How crawling works
Crawling URLs is a task carried out by a computer program known as a crawler or a spider. The job of the crawler is to visit web pages and extract the HTML content it finds. One of the primary things a crawler looks for is links.
Every web page has a single unique identifier, its URL. Enter the URL into your browser address bar, and you’ll go to the web page. Web pages themselves consist of content that’s marked up in HTML.
HTML is a machine-readable language, so an external program like a crawler can visit a URL, extract the HTML, and access the content in a structured manner. Importantly, it can differentiate between text and hyperlinks.
When crawlers examine the HTML code for a page like this, which contains the article you’re reading, it will find each paragraph is offset by a piece of code called the paragraph element or p-tag at the beginning and at the end. This identifies a block of paragraph text—the p-tag at the start opens the paragraph element, and the p-tag at the end closes it. Although you don’t see this code unless you inspect the page, the crawler sees it and understands that this page contains text content that’s designed for visitors to read.
Links are also visible and interpreted by crawlers because of their HTML code. Programmers code links with an anchor element at the beginning and at the end. Links also include an “attribute” that provides the destination of the hyperlink, and “anchor text.” Anchor text is the linked text seen by readers, often displayed in browsers in blue with an underline.
It’s a straightforward task for a crawler to process this block of HTML and separate out the text from the link.

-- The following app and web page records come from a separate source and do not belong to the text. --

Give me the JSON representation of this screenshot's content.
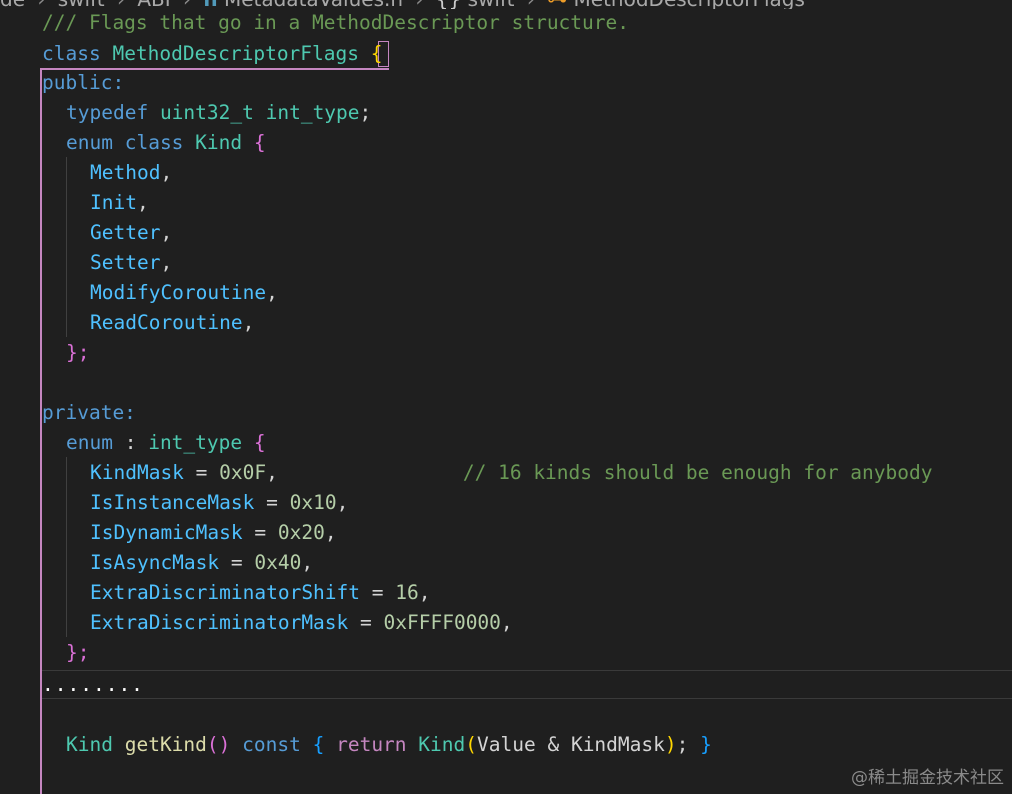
{
  "breadcrumb": {
    "items": [
      "de",
      "swift",
      "ABI",
      "MetadataValues.h",
      "swift",
      "MethodDescriptorFlags"
    ],
    "file_icon": "h-file-icon",
    "namespace_icon": "namespace-braces-icon",
    "class_icon": "class-icon"
  },
  "code": {
    "doc_comment": "/// Flags that go in a MethodDescriptor structure.",
    "kw_class": "class",
    "class_name": "MethodDescriptorFlags",
    "open_brace": "{",
    "public_label": "public:",
    "kw_typedef": "typedef",
    "uint32_t": "uint32_t",
    "int_type": "int_type",
    "semi": ";",
    "kw_enum": "enum",
    "kind_name": "Kind",
    "kind_values": [
      "Method",
      "Init",
      "Getter",
      "Setter",
      "ModifyCoroutine",
      "ReadCoroutine"
    ],
    "comma": ",",
    "close_enum": "};",
    "private_label": "private:",
    "colon": " : ",
    "eq": " = ",
    "mask_names": [
      "KindMask",
      "IsInstanceMask",
      "IsDynamicMask",
      "IsAsyncMask",
      "ExtraDiscriminatorShift",
      "ExtraDiscriminatorMask"
    ],
    "mask_values": [
      "0x0F",
      "0x10",
      "0x20",
      "0x40",
      "16",
      "0xFFFF0000"
    ],
    "kindmask_comment": "// 16 kinds should be enough for anybody",
    "ellipsis": "........",
    "getkind_fn": "getKind",
    "kw_const": "const",
    "kw_return": "return",
    "value_name": "Value",
    "amp": " & "
  },
  "watermark": "@稀土掘金技术社区",
  "colors": {
    "background": "#1f1f1f",
    "keyword": "#569cd6",
    "type": "#4ec9b0",
    "enum_member": "#4fc1ff",
    "number": "#b5cea8",
    "comment": "#6a9955",
    "function": "#dcdcaa",
    "control": "#c586c0",
    "scope_guide": "#c586c0"
  }
}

However, on a single web page, there’s a lot more than a paragraph and a link. To see this sort of data yourself, visit any web page in your browser, right-click anywhere on the screen, then click “View Source” or “View Page Source.” On most pages, you’ll find hundreds of lines of code.
For every web page that a crawler encounters, it will parse the HTML, which means it breaks the HTML up into its component parts to process further. The crawler extracts all the links it finds on a given page, then schedules them for crawling. In effect, it builds itself a little feedback loop:
Crawl URL → Find links to URLs → Schedule URLs for crawling → Crawl URL
So you can give a crawler a single URL as a source to start crawling from, and it will keep going until it stops finding new URLs to crawl—this could be thousands or even millions of URLs later.
In short, crawling is a method of discovery. Search engines determine what's out there by sending out web crawlers to find web pages using links as signposts for the next place to look.
This is why internal links on your website are important, as they allow search engine crawlers to discover all the pages on your site. Through external links, they'll discover other websites as they explore the network of interconnected pages that make up the internet.